## Problem to solve
Across the entries below, work out how many lines contain "data". Please give the number only.

(Beginning of Entries shown)

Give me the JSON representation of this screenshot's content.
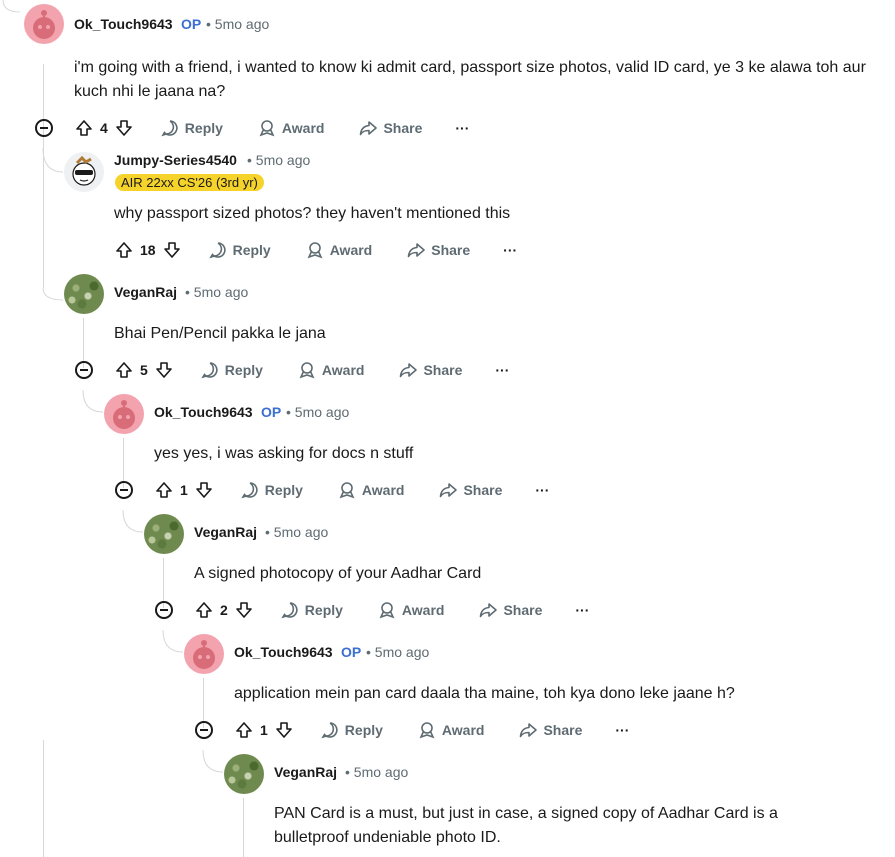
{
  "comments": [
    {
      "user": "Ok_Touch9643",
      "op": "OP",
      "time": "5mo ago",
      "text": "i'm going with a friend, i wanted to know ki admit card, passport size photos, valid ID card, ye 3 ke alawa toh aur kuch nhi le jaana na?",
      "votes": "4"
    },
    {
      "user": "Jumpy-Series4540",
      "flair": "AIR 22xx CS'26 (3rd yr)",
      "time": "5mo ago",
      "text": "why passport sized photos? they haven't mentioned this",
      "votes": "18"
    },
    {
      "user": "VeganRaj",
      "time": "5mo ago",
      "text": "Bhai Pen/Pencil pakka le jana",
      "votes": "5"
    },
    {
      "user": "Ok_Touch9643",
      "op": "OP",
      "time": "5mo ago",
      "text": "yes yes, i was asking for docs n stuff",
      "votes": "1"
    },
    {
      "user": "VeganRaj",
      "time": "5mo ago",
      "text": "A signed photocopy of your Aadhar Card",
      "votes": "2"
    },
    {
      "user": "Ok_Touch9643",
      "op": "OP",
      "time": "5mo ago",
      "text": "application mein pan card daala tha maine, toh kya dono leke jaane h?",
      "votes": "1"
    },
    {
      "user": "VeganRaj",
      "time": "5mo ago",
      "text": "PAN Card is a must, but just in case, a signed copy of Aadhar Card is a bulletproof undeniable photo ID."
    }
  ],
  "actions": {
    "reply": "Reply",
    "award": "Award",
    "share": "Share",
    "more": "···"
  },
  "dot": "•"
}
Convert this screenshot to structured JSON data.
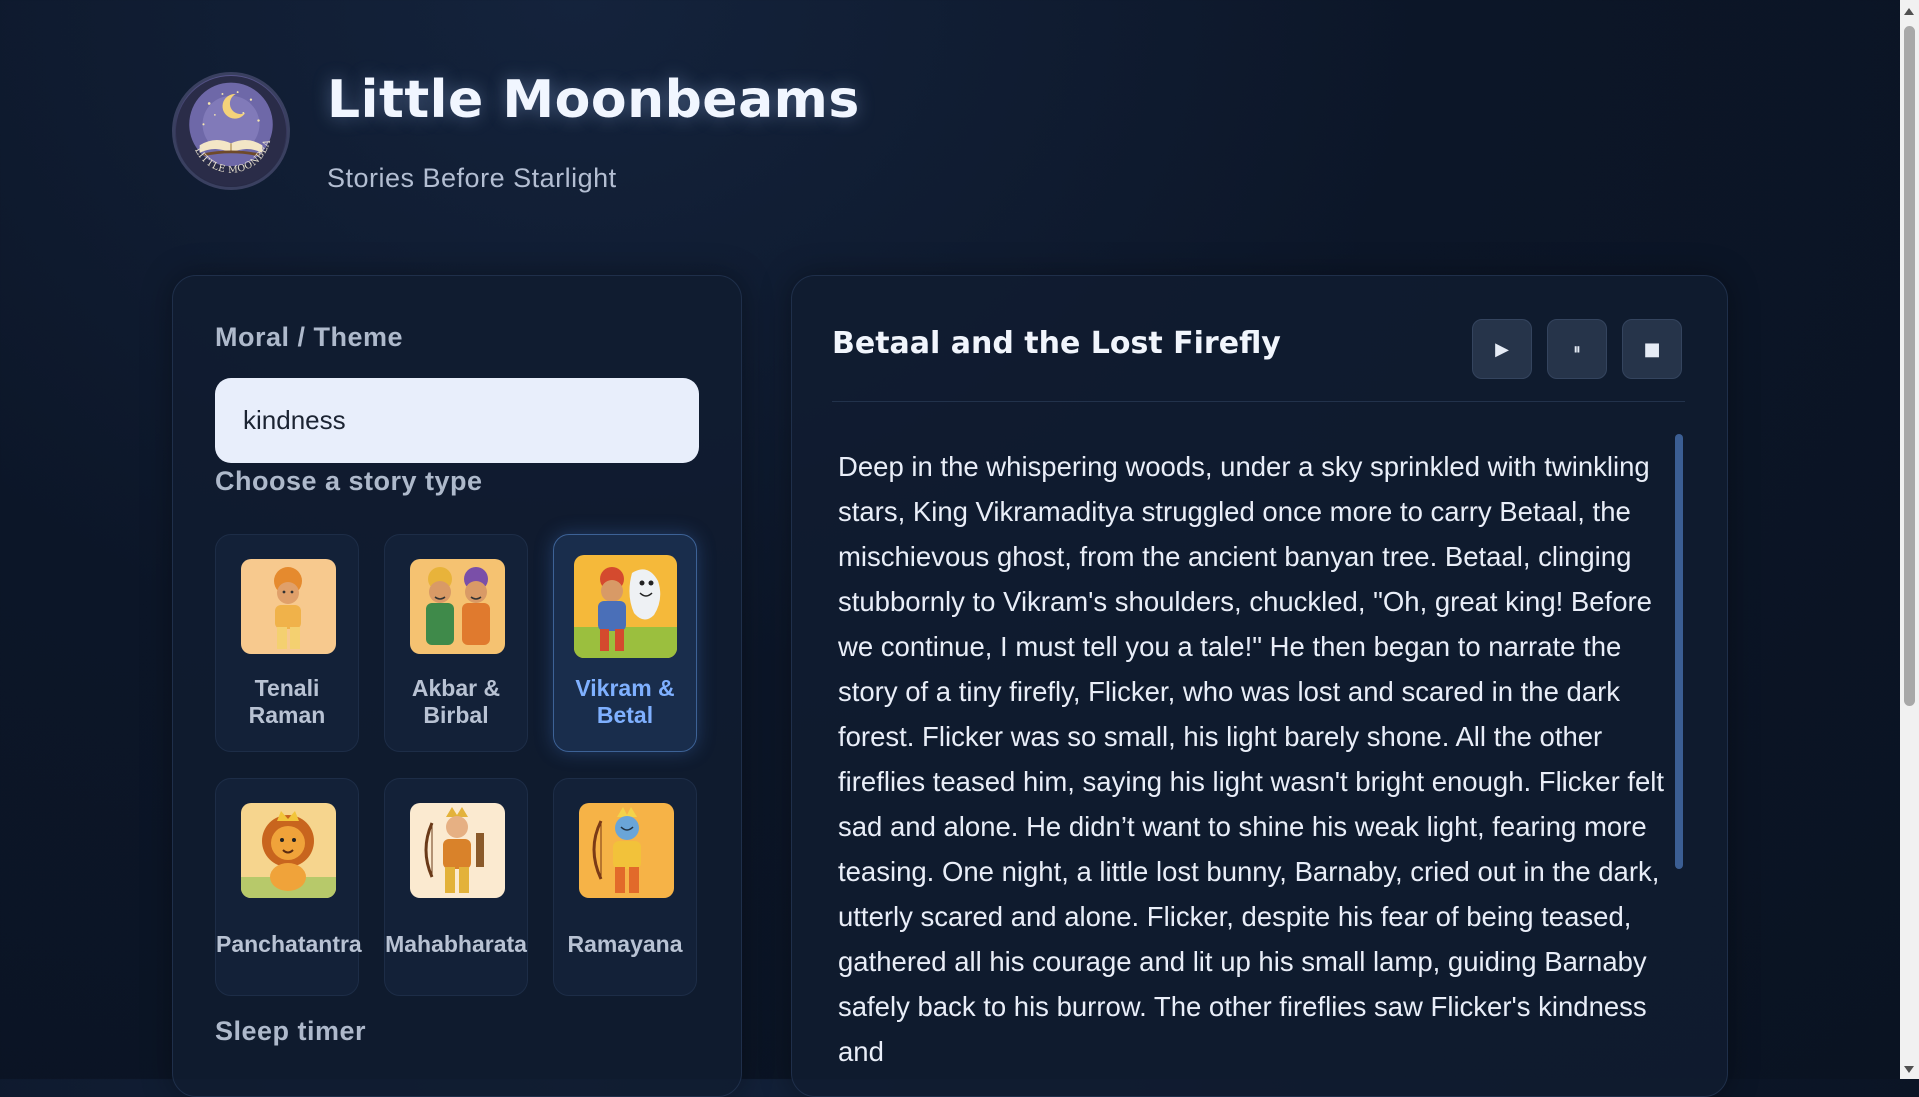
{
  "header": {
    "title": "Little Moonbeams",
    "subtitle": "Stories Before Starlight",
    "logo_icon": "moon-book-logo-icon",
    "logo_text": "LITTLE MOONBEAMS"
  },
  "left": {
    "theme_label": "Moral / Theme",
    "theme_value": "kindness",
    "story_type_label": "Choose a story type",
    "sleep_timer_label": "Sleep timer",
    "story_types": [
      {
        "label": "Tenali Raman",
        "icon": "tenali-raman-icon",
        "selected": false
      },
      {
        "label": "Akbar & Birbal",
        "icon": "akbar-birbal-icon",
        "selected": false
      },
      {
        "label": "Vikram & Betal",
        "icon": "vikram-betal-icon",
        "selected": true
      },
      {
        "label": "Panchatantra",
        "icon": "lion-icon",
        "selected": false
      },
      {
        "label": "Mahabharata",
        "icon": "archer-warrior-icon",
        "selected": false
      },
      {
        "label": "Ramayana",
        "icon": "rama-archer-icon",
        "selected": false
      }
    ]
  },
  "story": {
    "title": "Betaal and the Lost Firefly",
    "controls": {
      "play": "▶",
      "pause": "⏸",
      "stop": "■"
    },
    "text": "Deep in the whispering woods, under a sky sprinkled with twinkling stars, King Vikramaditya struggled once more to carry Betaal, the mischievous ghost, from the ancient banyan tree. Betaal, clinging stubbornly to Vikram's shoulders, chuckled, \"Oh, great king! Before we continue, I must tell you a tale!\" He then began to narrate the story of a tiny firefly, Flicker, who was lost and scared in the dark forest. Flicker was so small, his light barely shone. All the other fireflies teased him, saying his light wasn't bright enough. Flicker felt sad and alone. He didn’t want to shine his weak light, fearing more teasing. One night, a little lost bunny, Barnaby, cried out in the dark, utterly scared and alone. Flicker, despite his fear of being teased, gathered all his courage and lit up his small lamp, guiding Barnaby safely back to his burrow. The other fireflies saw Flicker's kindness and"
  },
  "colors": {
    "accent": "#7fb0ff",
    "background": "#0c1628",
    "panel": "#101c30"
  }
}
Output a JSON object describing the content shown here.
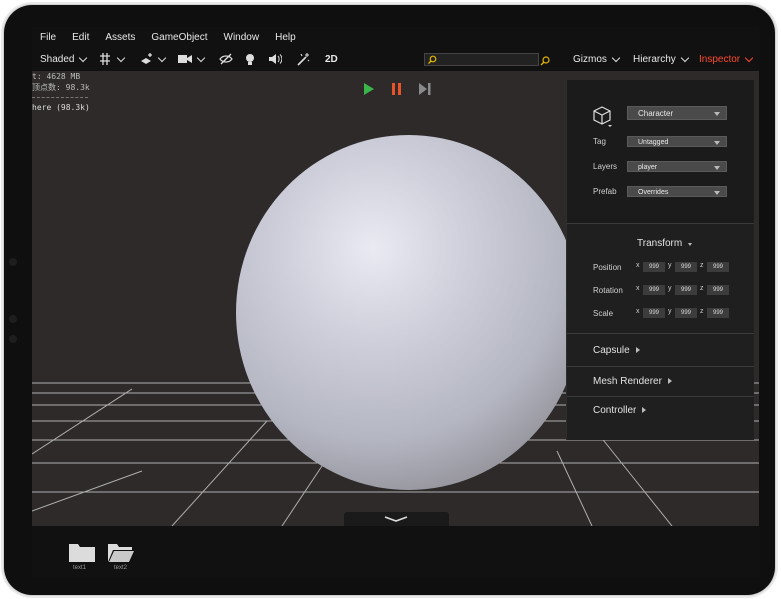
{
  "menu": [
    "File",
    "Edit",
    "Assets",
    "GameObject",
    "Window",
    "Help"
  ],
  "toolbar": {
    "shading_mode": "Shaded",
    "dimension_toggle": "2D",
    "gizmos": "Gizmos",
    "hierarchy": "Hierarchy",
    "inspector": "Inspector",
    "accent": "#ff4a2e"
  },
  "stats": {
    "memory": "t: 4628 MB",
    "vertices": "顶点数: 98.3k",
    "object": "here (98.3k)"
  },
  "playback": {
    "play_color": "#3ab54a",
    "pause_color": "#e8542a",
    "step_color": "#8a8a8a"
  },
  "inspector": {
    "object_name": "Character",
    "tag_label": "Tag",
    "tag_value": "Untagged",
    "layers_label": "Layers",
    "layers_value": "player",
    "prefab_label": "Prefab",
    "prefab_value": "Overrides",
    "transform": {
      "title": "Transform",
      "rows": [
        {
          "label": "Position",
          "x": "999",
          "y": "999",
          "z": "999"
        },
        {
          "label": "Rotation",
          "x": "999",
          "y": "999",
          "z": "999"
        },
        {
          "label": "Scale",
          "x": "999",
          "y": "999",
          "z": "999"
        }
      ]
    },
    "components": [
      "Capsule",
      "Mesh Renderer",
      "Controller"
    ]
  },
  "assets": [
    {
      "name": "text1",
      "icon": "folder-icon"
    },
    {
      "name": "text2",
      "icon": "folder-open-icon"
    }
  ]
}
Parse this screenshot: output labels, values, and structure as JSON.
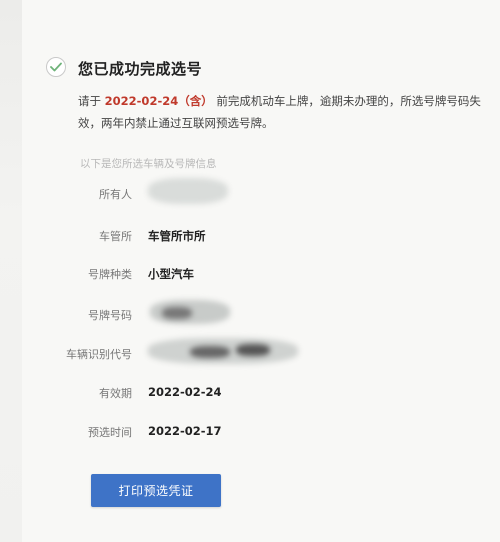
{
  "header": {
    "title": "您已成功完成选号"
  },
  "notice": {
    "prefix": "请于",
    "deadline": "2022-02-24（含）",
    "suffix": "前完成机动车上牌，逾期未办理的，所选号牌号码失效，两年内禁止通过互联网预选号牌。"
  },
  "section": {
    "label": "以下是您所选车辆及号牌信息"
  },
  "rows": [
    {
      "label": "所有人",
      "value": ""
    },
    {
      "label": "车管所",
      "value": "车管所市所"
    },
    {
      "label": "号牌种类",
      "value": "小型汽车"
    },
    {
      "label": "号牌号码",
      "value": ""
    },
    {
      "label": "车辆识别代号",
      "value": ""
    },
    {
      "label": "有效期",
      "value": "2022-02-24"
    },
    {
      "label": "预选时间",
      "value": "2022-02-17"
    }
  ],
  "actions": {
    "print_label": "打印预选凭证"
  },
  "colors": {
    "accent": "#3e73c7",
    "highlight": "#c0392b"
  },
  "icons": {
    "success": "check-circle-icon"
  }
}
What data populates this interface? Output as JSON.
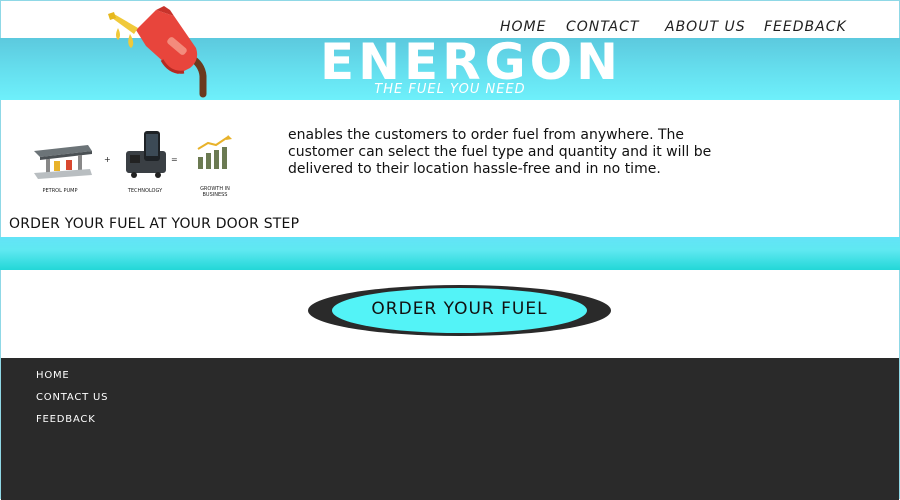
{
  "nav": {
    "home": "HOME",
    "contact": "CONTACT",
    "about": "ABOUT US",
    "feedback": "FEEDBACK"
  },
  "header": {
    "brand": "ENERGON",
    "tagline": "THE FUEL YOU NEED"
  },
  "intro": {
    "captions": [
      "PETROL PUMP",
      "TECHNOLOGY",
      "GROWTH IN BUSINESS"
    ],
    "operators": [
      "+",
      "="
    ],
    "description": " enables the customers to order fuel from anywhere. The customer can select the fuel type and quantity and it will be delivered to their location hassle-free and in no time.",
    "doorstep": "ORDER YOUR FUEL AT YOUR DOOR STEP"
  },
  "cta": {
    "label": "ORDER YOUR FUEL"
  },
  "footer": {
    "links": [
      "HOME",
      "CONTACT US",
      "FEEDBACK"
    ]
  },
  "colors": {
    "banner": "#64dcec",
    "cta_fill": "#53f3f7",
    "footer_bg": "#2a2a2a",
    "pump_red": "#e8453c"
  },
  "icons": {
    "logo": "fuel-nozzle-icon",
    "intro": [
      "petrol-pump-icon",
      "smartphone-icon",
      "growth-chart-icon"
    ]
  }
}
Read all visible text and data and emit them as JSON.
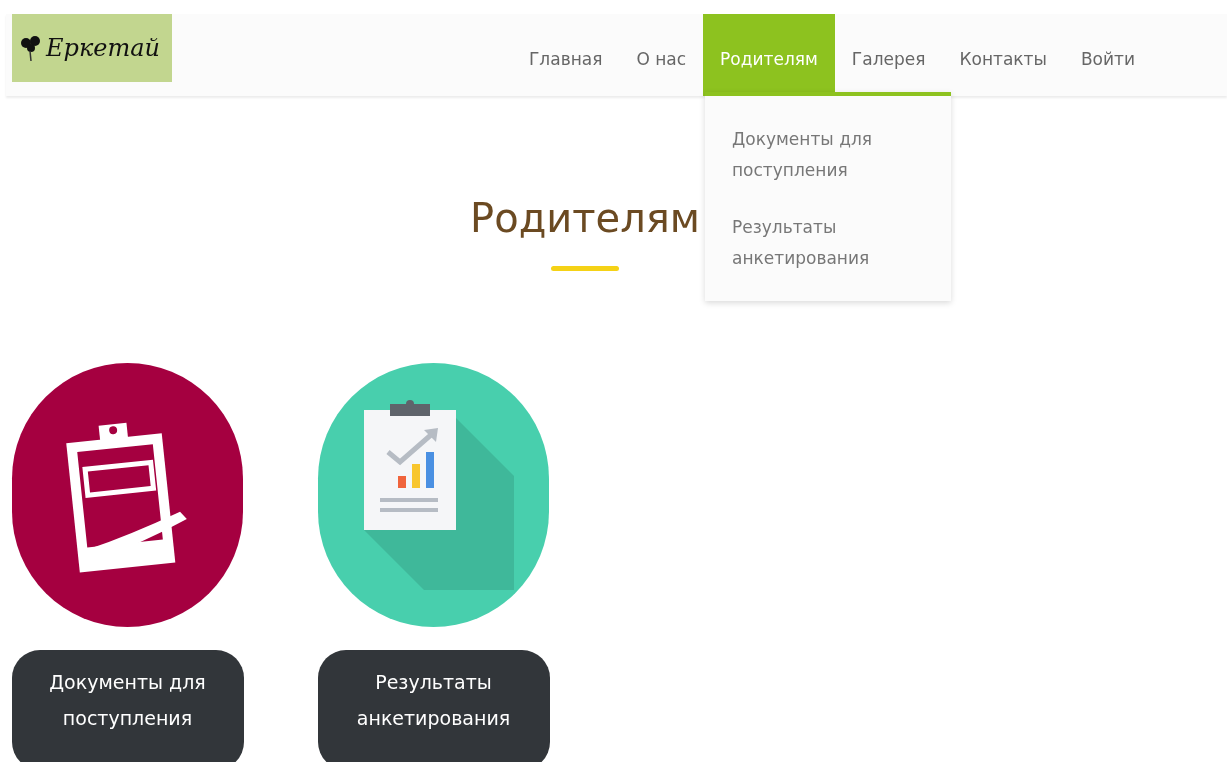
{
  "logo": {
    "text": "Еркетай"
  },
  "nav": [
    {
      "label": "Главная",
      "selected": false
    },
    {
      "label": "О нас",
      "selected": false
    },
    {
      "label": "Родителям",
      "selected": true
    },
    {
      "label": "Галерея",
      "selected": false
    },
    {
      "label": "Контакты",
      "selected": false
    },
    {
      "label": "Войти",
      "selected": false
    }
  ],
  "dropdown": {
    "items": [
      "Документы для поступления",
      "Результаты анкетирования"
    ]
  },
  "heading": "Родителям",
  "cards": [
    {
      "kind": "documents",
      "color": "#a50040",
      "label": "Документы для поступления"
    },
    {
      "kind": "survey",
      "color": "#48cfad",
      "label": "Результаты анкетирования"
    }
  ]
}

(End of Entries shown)

## Completed exercise
3